The reason he avoids discussing his Australian upbringing, meanwhile, is because of bad memories, says one member of his inner circle. "He suffered from horrible racism," he says. "I remember one time he was telling me about taking a cricket bat to school, and it wasn't for sport. It was for protection."
Now he travels with an entourage that includes several assistants working a battery of phones and the usual bodyguards, standard in Cambodia, where arguments are often settled with muscle. One old tale concerns another tycoon so perturbed by a flight delay that he pulled out a gun and shot out the plane's tires. Stories of Kith's dispatching assistants to voice his displeasure are legendary. "He is tough," Cleland concedes. "But I think he actually likes all these rumors and gossip. It's part of Cambodia. He's told me, strength is in how people see you."
Kith, for his part, says that what sets him apart from others in Cambodia's new economy is his work ethic. He describes workdays that start at dawn, ending long after dark. Only recently have friends persuaded him to devote time to short workouts; he likes the treadmill, perhaps because he can still field calls. "I remember the first time I told him I was going on annual leave," recalls Cleland. "He said, 'Why?' He never takes a holiday. He told me he couldn't imagine anything worse. He just loves to work."
Kith Meng returned to Cambodia in 1991, following his eldest brother, Sophan Kith, who had resurrected the family business, then called Royal Cambodia Co. It flourished as one of the suppliers to the United Nations, then involved in its largest peacekeeping mission to date, with a budget of $10 billion.
Royal began its revival by arranging shipments of furniture and food. Soon it had the concession for
Kith Meng took over Royal and began a steady expansion through a series of partnerships. The key deal was a stake in MobiTel, which under Kith's chairmanship has become the leading mobile telephone company in the country and Royal's cash cow. Most of his other ventures remain long-term plays that have yet to pay dividends. "If Kith Meng has any weakness," says one foreign friend, "it's that he hasn't sold anything yet. It may be timing, but it's typical of self-made men in Asia. They just hold on to things too long." He adds: "Cash flow? He doesn't have a clue."

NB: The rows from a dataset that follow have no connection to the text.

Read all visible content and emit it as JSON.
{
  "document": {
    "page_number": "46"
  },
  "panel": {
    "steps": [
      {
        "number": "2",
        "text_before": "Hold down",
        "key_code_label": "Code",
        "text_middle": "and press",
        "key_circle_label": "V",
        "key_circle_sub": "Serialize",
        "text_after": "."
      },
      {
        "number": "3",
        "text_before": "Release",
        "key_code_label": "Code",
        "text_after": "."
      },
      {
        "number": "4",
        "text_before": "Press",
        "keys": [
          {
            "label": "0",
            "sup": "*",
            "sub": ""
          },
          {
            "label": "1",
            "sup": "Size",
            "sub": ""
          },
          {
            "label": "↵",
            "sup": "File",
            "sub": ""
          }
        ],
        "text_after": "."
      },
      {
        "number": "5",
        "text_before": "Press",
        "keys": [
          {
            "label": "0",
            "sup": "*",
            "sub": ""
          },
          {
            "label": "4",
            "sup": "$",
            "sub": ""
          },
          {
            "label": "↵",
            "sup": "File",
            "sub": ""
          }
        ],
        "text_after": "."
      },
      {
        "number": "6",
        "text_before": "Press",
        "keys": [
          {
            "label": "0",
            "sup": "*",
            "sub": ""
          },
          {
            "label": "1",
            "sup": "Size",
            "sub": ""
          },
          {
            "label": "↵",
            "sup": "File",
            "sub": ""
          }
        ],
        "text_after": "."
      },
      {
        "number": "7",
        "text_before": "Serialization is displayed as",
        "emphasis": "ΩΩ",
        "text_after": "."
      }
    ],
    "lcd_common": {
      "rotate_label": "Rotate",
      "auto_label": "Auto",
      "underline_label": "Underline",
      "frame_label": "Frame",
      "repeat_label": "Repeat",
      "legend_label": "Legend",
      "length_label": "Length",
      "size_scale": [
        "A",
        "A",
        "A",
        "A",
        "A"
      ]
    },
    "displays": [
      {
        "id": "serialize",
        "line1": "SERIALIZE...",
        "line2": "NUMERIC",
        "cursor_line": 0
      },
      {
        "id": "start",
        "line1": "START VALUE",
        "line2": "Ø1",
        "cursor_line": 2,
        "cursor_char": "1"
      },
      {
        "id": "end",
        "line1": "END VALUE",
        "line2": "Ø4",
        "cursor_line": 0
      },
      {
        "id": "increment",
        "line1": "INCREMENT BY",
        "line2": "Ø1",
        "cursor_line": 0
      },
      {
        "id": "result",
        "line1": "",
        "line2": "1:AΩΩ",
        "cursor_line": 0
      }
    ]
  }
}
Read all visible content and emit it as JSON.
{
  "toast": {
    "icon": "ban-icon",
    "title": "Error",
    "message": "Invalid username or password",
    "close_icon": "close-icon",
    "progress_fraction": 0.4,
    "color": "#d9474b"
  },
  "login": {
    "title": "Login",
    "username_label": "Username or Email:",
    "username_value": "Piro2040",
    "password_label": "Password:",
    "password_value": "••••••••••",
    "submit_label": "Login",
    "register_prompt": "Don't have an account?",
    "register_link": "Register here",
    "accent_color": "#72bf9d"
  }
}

Still, he says Kith is maturing quickly. "Building a modern, diversified conglomerate takes a lot of different disciplines. I see it happening." Critics and colleagues alike say he puts his divisions in good hands. Unlike the established elite here, who tap family members, Kith recruits Western talent. "And he treats them well," says one competitor.
"Kith is raw and unpolished, but I think he's genuine," adds a longtime business consultant. "He doesn't read books or magazines, but he reads people."
Dropping his towel, Kith sits at a table on the lawn of his Cambodiana Hotel and begins discussing deals with potential investors from Thailand and America. Forget complicated business plans. "I know how to make money," he says. "That's why people do business with me."Sidebar: